When a person leaves that church in Copenhagen his eyes fall upon a bronze plaque at the door. The plaque says, “Glemme ikke å gjøre vel,” which means “Don’t forget to do good.” (Heb. 13,16) What a beautiful connection between faith and works. How can we forget to serve our Lord after we have heeded His invitation, Come unto me, all ye that labor and are heavy laden, and I will give you rest. (Matt. 11,28)
Can we of the Evangelical Lutheran Synod, who have experienced God’s grace in such rich measure do anything else but expend every effort to promote and expand His kingdom? We serve the Lord in all that we do in accordance with the Ten Commandments. But special attention needs to be paid to the work of His kingdom. In your local congregation there is much need for volunteer help. Sunday School and Bible Class and Vacation Bible School teachers are needed. Who will volunteer? Who will serve on Boards and Committees if we decline? Who will go to their pastor and say, “Pastor, what can I do to help?” Who will say, “Here am I, send me send me?”
You pastors and delegates who are assembled here are most familiar with the work of the synod. Do you believe that what we are doing is in .accordance with the will of God? Have you heard the cry of the masses in South America, Eastern Europe and in our own country for preachers of the Gospel? How shall they hear without a preacher? And how shall they preach except they be sent? (Rom. 10,14–15) We must ask as we go home to our congregations, “Are we doing all we can to send out missionaries? Are we a mission minded congregation or do we care only for our own needs?” Are we not blessed with such special gifts that we don’t need to contribute so much ourselves? Yes, we are blessed, but let us not forget that the special gifts come only to match what we give. And what an opportunity we have that every dollar given for the Lord’s work becomes two dollars when matched. Every thousand dollars that our congregation sends in becomes two thousand. Can we not see what a magnificent opportunity for outreach is given us in these times. Let us maximize our efforts. Let us look about and see that the fields are white unto harvest. Our Board for Education and Youth is working to keep young people with their Savior in these terribly difficult times. Our college is reaching the hearts of many youth. Our mission boards are directing our outreach efforts. We must ask, “What can we do at home to show our concern and support?”
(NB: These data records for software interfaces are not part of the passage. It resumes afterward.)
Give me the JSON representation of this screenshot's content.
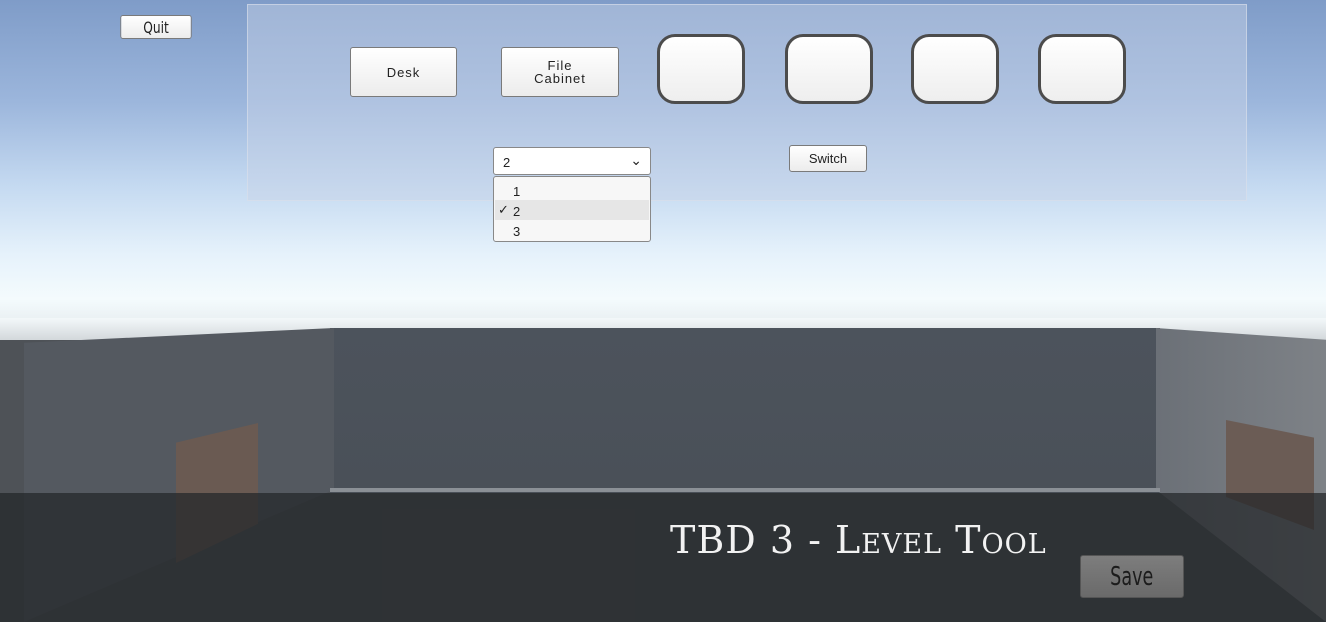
{
  "toolbar": {
    "quit_label": "Quit",
    "items": [
      {
        "label": "Desk"
      },
      {
        "label": "File\nCabinet"
      }
    ],
    "empty_slots": 4,
    "switch_label": "Switch"
  },
  "level_select": {
    "selected": "2",
    "options": [
      "1",
      "2",
      "3"
    ],
    "check_glyph": "✓",
    "chevron_icon": "chevron-down-icon"
  },
  "footer": {
    "title": "TBD 3 - Level Tool",
    "save_label": "Save"
  }
}
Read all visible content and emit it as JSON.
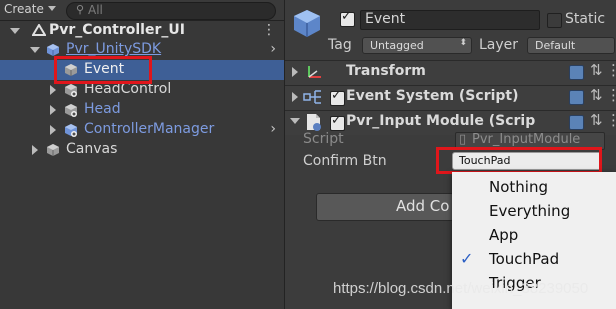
{
  "hierarchy": {
    "create_label": "Create",
    "search_placeholder": "All",
    "scene": "Pvr_Controller_UI",
    "rows": [
      {
        "label": "Pvr_UnitySDK"
      },
      {
        "label": "Event"
      },
      {
        "label": "HeadControl"
      },
      {
        "label": "Head"
      },
      {
        "label": "ControllerManager"
      },
      {
        "label": "Canvas"
      }
    ]
  },
  "inspector": {
    "object_name": "Event",
    "static_label": "Static",
    "tag_label": "Tag",
    "tag_value": "Untagged",
    "layer_label": "Layer",
    "layer_value": "Default",
    "components": [
      {
        "title": "Transform"
      },
      {
        "title": "Event System (Script)"
      },
      {
        "title": "Pvr_Input Module (Scrip"
      }
    ],
    "script_label": "Script",
    "script_value": "Pvr_InputModule",
    "confirm_label": "Confirm Btn",
    "confirm_value": "TouchPad",
    "add_component_label": "Add Co"
  },
  "dropdown": {
    "items": [
      {
        "label": "Nothing",
        "checked": false
      },
      {
        "label": "Everything",
        "checked": false
      },
      {
        "label": "App",
        "checked": false
      },
      {
        "label": "TouchPad",
        "checked": true
      },
      {
        "label": "Trigger",
        "checked": false
      }
    ],
    "check_glyph": "✓"
  },
  "watermark": "https://blog.csdn.net/weixin_38239050",
  "colors": {
    "selection": "#3e5f96",
    "prefab_blue": "#7d9be0",
    "highlight_red": "#e0161b"
  }
}
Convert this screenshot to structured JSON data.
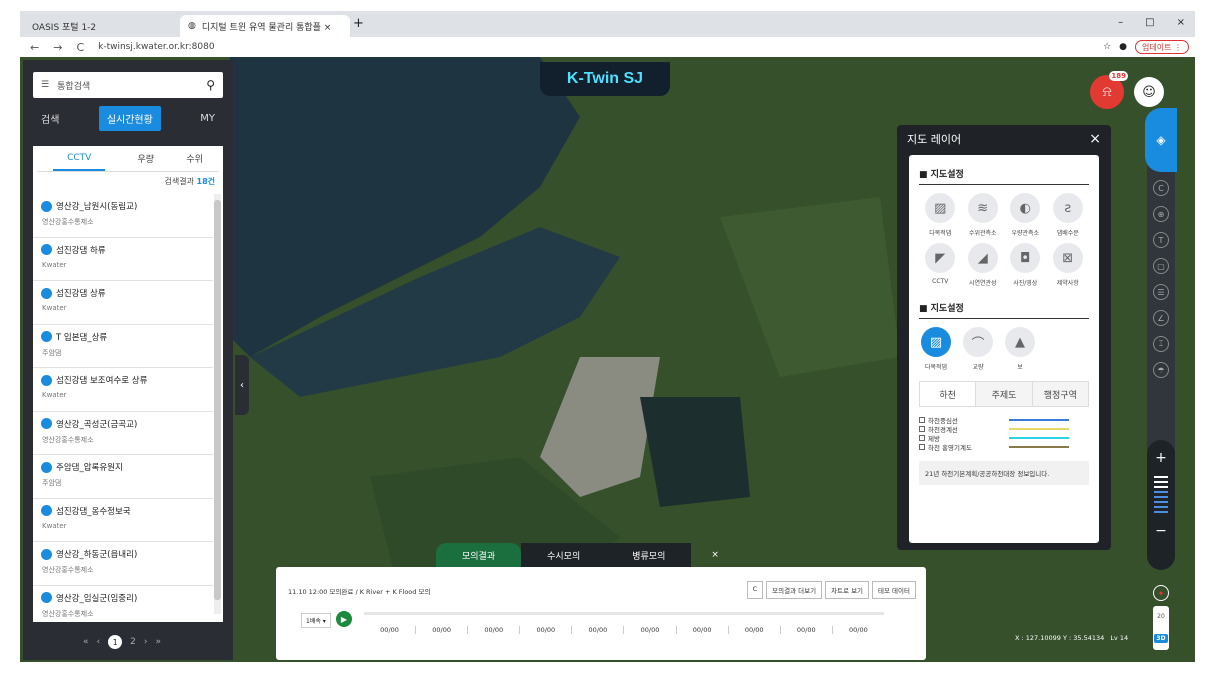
{
  "browser": {
    "tabs": [
      {
        "label": "OASIS 포털 1-2"
      },
      {
        "label": "디지털 트윈 유역 물관리 통합플 ×"
      }
    ],
    "close": "×",
    "new_tab": "+",
    "url": "k-twinsj.kwater.or.kr:8080",
    "update": "업데이트 ⋮",
    "win": [
      "–",
      "□",
      "×"
    ]
  },
  "header": {
    "logo": "K-Twin SJ",
    "alarm_badge": "189"
  },
  "search": {
    "placeholder": "통합검색"
  },
  "side_tabs": [
    "검색",
    "실시간현황",
    "MY"
  ],
  "panel": {
    "tabs": [
      "CCTV",
      "우량",
      "수위"
    ],
    "count_prefix": "검색결과 ",
    "count_value": "18건",
    "items": [
      {
        "title": "영산강_남원시(동림교)",
        "sub": "영산강홍수통제소"
      },
      {
        "title": "섬진강댐 하류",
        "sub": "Kwater"
      },
      {
        "title": "섬진강댐 상류",
        "sub": "Kwater"
      },
      {
        "title": "T 입본댐_상류",
        "sub": "주암댐"
      },
      {
        "title": "섬진강댐 보조여수로 상류",
        "sub": "Kwater"
      },
      {
        "title": "영산강_곡성군(금곡교)",
        "sub": "영산강홍수통제소"
      },
      {
        "title": "주암댐_압록유원지",
        "sub": "주암댐"
      },
      {
        "title": "섬진강댐_옹수정보국",
        "sub": "Kwater"
      },
      {
        "title": "영산강_하동군(읍내리)",
        "sub": "영산강홍수통제소"
      },
      {
        "title": "영산강_임실군(임중리)",
        "sub": "영산강홍수통제소"
      }
    ]
  },
  "pager": {
    "prev2": "«",
    "prev": "‹",
    "current": "1",
    "next_page": "2",
    "next": "›",
    "next2": "»"
  },
  "layer": {
    "title": "지도 레이어",
    "close": "×",
    "sec1": "■ 지도설정",
    "icons1": [
      {
        "label": "다목적댐",
        "icon": "dam-icon"
      },
      {
        "label": "수위관측소",
        "icon": "water-level-icon"
      },
      {
        "label": "우량관측소",
        "icon": "rain-icon"
      },
      {
        "label": "댐배수문",
        "icon": "gate-icon"
      },
      {
        "label": "CCTV",
        "icon": "cctv-icon"
      },
      {
        "label": "시연연관성",
        "icon": "link-icon"
      },
      {
        "label": "사진/영상",
        "icon": "camera-icon"
      },
      {
        "label": "제약사항",
        "icon": "restrict-icon"
      }
    ],
    "sec2": "■ 지도설정",
    "icons2": [
      {
        "label": "다목적댐",
        "icon": "dam-icon",
        "active": true
      },
      {
        "label": "교량",
        "icon": "bridge-icon"
      },
      {
        "label": "보",
        "icon": "weir-icon"
      }
    ],
    "tabs": [
      "하천",
      "주제도",
      "행정구역"
    ],
    "legend": [
      {
        "label": "하천중심선",
        "color": "#3a7be0"
      },
      {
        "label": "하천경계선",
        "color": "#e8d86a"
      },
      {
        "label": "제방",
        "color": "#2ad3e8"
      },
      {
        "label": "하천 홍영기계도",
        "color": "#8a7a4a"
      }
    ],
    "note": "21년 하천기본계획/공공하천대장 정보입니다."
  },
  "tools": [
    "C",
    "⊕",
    "T",
    "▢",
    "☰",
    "∠",
    "⌶",
    "☂"
  ],
  "zoom": {
    "plus": "+",
    "minus": "−"
  },
  "scale": {
    "a": "20",
    "b": "3D"
  },
  "coord": {
    "text": "X : 127.10099 Y : 35.54134",
    "level": "Lv 14"
  },
  "bottom": {
    "tabs": [
      "모의결과",
      "수시모의",
      "병류모의"
    ],
    "close": "×",
    "info": "11.10 12:00 모의완료 / K River + K Flood 모의",
    "buttons": [
      "C",
      "모의결과 더보기",
      "차트로 보기",
      "테모 데이터"
    ],
    "speed": "1배속 ▾",
    "times": [
      "00/00",
      "00/00",
      "00/00",
      "00/00",
      "00/00",
      "00/00",
      "00/00",
      "00/00",
      "00/00",
      "00/00"
    ]
  }
}
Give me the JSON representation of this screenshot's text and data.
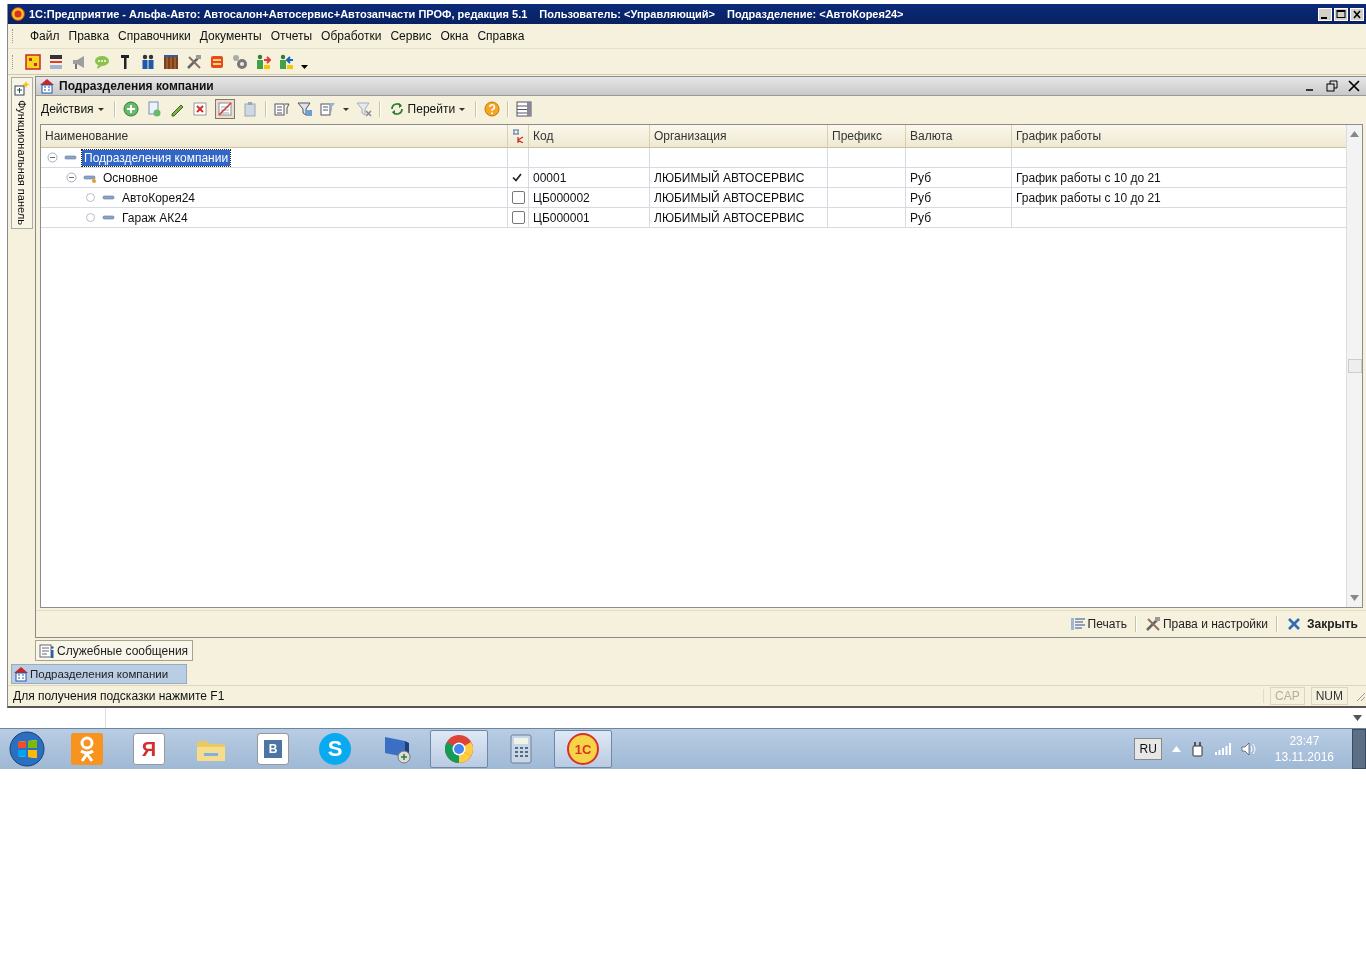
{
  "window": {
    "title": "1С:Предприятие - Альфа-Авто: Автосалон+Автосервис+Автозапчасти ПРОФ, редакция 5.1",
    "user": "Пользователь: <Управляющий>",
    "department": "Подразделение: <АвтоКорея24>"
  },
  "menu": [
    "Файл",
    "Правка",
    "Справочники",
    "Документы",
    "Отчеты",
    "Обработки",
    "Сервис",
    "Окна",
    "Справка"
  ],
  "side_panel": {
    "label": "Функциональная панель"
  },
  "form": {
    "title": "Подразделения компании",
    "toolbar": {
      "actions": "Действия",
      "goto": "Перейти",
      "marked_toggle_on": true
    },
    "columns": [
      {
        "kind": "name",
        "label": "Наименование"
      },
      {
        "kind": "flag"
      },
      {
        "kind": "code",
        "label": "Код"
      },
      {
        "kind": "organization",
        "label": "Организация"
      },
      {
        "kind": "prefix",
        "label": "Префикс"
      },
      {
        "kind": "currency",
        "label": "Валюта"
      },
      {
        "kind": "schedule",
        "label": "График работы"
      }
    ],
    "rows": [
      {
        "name": "Подразделения компании",
        "expanded": true,
        "selected": true,
        "children": [
          {
            "name": "Основное",
            "expanded": true,
            "selected": false,
            "checked": true,
            "code": "00001",
            "organization": "ЛЮБИМЫЙ АВТОСЕРВИС",
            "currency": "Руб",
            "schedule": "График работы с 10 до 21",
            "children": [
              {
                "name": "АвтоКорея24",
                "selected": false,
                "checked": false,
                "code": "ЦБ000002",
                "organization": "ЛЮБИМЫЙ АВТОСЕРВИС",
                "currency": "Руб",
                "schedule": "График работы с 10 до 21"
              },
              {
                "name": "Гараж АК24",
                "selected": false,
                "checked": false,
                "code": "ЦБ000001",
                "organization": "ЛЮБИМЫЙ АВТОСЕРВИС",
                "currency": "Руб"
              }
            ]
          }
        ]
      }
    ],
    "footer_buttons": [
      {
        "kind": "print",
        "label": "Печать"
      },
      {
        "kind": "settings",
        "label": "Права и настройки"
      },
      {
        "kind": "close",
        "label": "Закрыть"
      }
    ]
  },
  "messages_button": "Служебные сообщения",
  "window_tabs": [
    {
      "label": "Подразделения компании",
      "selected": true
    }
  ],
  "status_bar": {
    "hint": "Для получения подсказки нажмите F1",
    "indicators": [
      {
        "label": "CAP",
        "on": false
      },
      {
        "label": "NUM",
        "on": true
      }
    ]
  },
  "taskbar": {
    "apps": [
      {
        "kind": "ok",
        "active": false
      },
      {
        "kind": "yandex",
        "glyph": "Я",
        "active": false
      },
      {
        "kind": "folder",
        "active": false
      },
      {
        "kind": "vk",
        "glyph": "В",
        "active": false
      },
      {
        "kind": "skype",
        "glyph": "S",
        "active": false
      },
      {
        "kind": "network",
        "active": false
      },
      {
        "kind": "chrome",
        "active": true
      },
      {
        "kind": "calculator",
        "active": false
      },
      {
        "kind": "onec",
        "glyph": "1С",
        "active": true
      }
    ],
    "language": "RU",
    "time": "23:47",
    "date": "13.11.2016"
  }
}
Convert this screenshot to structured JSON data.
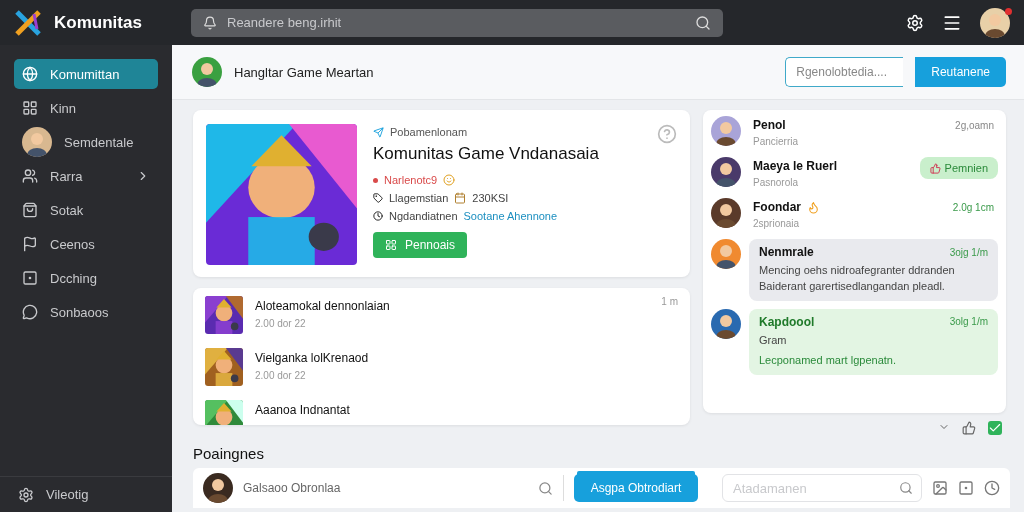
{
  "topbar": {
    "app_name": "Komunitas",
    "search": {
      "placeholder": "Reandere beng.irhit"
    },
    "notification": true
  },
  "sidebar": {
    "items": [
      {
        "label": "Komumittan",
        "selected": true,
        "submenu": false
      },
      {
        "label": "Kinn",
        "selected": false,
        "submenu": false
      },
      {
        "label": "Semdentale",
        "selected": false,
        "submenu": false
      },
      {
        "label": "Rarra",
        "selected": false,
        "submenu": true
      },
      {
        "label": "Sotak",
        "selected": false,
        "submenu": false
      },
      {
        "label": "Ceenos",
        "selected": false,
        "submenu": false
      },
      {
        "label": "Dcching",
        "selected": false,
        "submenu": false
      },
      {
        "label": "Sonbaoos",
        "selected": false,
        "submenu": false
      }
    ],
    "footer": "Vileotig"
  },
  "header": {
    "title": "Hangltar Game Meartan",
    "search": {
      "placeholder": "Rgenolobtedia...."
    },
    "button": "Reutanene"
  },
  "featured": {
    "tag": "Pobamenlonam",
    "title": "Komunitas Game Vndanasaia",
    "stats": [
      {
        "kind": "alert",
        "label": "Narlenotc9"
      },
      {
        "kind": "count",
        "label": "Llagemstian",
        "value": "230KSI"
      },
      {
        "kind": "link",
        "label": "Ngdandiatnen",
        "value": "Sootane Ahennone"
      }
    ],
    "button": "Pennoais"
  },
  "posts": [
    {
      "title": "Aloteamokal dennonlaian",
      "date": "2.00 dor 22",
      "time": "1 m"
    },
    {
      "title": "Vielganka lolKrenaod",
      "date": "2.00 dor 22"
    },
    {
      "title": "Aaanoa Indnantat"
    }
  ],
  "messages": [
    {
      "kind": "contact",
      "name": "Penol",
      "sub": "Pancierria",
      "time": "2g,oamn",
      "hot": false
    },
    {
      "kind": "action",
      "name": "Maeya le Ruerl",
      "sub": "Pasnorola",
      "button": "Pemnien",
      "hot": false
    },
    {
      "kind": "contact",
      "name": "Foondar",
      "sub": "2sprionaia",
      "time": "2.0g 1cm",
      "hot": true
    },
    {
      "kind": "bubble",
      "name": "Nenmrale",
      "text": "Mencing oehs nidroafegranter ddranden Baiderant garertisedlangandan pleadl.",
      "time": "3ojg 1/m",
      "color": "#e9eaee"
    },
    {
      "kind": "bubble",
      "name": "Kapdoool",
      "sub": "Gram",
      "text": "Lecponamed mart lgpenatn.",
      "time": "3olg 1/m",
      "color": "#e3f5e3"
    }
  ],
  "section_title": "Poaingnes",
  "composer": {
    "name": "Galsaoo Obronlaa",
    "button": "Asgpa Obtrodiart",
    "search": {
      "placeholder": "Atadamanen"
    }
  }
}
Yes, we are gathered here in convention to “ENCOURAGE AND STRENGTHEN ONE ANOTHER.” Let us therefore devoutly pray that the Lord will fill our hearts with renewed zeal and love for the work of His kingdom. Let the words of Philip Nicolai in his mighty Pentecost hymn be our closing prayer:
O gentle Dew, from heaven now fall
With power upon the hearts of all,
Thy tender love instilling:
That heart, to heart more closely bound,
Fruitful in kindly deeds be found,
The law of love fulfilling;
Then, Lord, discord shall not grieve Thee:
We receive Thee; where Thou livest,
Peace, and love, and joy Thou givest.
LH374, v. 7
Soli Deo Gloria
George M. Orvick